Ronald was born on 09/10/1919 and baptised at St John sub Castro on 02/11/1919, the son of Harry and Elizabeth Ann Breeds, nee Bull. At this stage little is known about Ronald’s early life, but his mother died in early 1939. According to the census his parents had lived at various addresses in Lewes: ‘behind the White Harte’; 12 Green Wall; 15 St John’s Terrace; and by 1939, 49 St John Street.
His father also had a variety of jobs: a railway platelayer, general labourer, and in 1939 a horse driver for the Borough Council.
The 1939 register lists Ronald living with his widowed father and younger brother Frank. Ronald was a milk roundsman working for Uridges of Southover.
Information on Ronald’s army career is also sparse. It is known that he was a private in the 4th Battalion the Royal Sussex Regiment, with the number 6403035. The 4th Battalion was a territorial force initially used for civil defence, but in 1940 they were combined with the 2nd and 5th Battalions and sent to France as part of the British Expeditionary Force (BEF), being based on the French/Belgian border. Suffering heavy losses they were evacuated from Dunkirk and continued their civil defence duties in the UK.
In May 1942 they were sent to North Africa and were involved in the battle of Alam el Haifa.
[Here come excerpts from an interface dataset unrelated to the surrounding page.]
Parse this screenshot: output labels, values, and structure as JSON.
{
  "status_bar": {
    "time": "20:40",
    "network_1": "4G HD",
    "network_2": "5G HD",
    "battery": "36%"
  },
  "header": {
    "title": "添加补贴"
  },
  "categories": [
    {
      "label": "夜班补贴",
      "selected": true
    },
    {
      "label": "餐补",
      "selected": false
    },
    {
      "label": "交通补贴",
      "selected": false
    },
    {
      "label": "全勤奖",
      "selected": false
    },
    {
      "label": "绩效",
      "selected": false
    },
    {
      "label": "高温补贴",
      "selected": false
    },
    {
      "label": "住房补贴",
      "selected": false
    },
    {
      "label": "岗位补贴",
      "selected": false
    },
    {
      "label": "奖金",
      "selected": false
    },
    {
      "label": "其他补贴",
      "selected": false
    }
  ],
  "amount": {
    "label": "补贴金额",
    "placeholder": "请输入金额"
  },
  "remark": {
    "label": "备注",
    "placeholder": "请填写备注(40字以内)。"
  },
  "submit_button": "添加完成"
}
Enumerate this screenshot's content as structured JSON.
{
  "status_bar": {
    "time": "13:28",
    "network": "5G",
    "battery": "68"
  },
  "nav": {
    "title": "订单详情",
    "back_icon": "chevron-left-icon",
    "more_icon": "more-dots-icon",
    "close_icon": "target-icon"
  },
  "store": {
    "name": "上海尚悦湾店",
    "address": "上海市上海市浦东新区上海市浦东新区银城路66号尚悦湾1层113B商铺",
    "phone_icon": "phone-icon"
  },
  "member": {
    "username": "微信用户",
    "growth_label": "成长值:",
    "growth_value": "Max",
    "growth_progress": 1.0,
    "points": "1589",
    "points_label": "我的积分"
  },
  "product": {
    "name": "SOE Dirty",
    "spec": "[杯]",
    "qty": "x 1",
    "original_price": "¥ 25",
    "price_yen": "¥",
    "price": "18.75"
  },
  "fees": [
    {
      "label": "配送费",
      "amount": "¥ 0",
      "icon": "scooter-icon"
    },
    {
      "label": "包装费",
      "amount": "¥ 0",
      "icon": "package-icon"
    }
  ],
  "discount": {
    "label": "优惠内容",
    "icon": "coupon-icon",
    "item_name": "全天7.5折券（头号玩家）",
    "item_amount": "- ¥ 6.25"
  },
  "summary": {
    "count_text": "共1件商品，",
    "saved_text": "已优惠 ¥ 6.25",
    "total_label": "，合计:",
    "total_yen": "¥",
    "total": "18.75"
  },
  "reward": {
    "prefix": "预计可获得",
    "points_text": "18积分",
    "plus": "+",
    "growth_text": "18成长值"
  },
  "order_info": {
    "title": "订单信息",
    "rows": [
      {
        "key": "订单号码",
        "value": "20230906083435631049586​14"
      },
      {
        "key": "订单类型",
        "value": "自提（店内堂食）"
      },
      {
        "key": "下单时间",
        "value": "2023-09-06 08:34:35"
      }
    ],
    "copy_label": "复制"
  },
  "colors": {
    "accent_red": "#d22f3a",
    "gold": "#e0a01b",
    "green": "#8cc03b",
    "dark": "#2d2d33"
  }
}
Ronald was reported missing during the battle, and subsequently his presumed date of death was given as 28/10/1942.
He has no known grave and is remembered on the Alamein Memorial on column 61.
Ronald is also remembered, with all Royal Sussex Regiment soldiers who have fallen, in St George’s Chapel in Chichester Cathedral, and additionally on the St John sub Castro Memorial and the Lewes War Memorial.
By the date of his death Ronald’s father had moved to Seaford but his paternal uncle still lived in the St John sub Castro area of Lewes.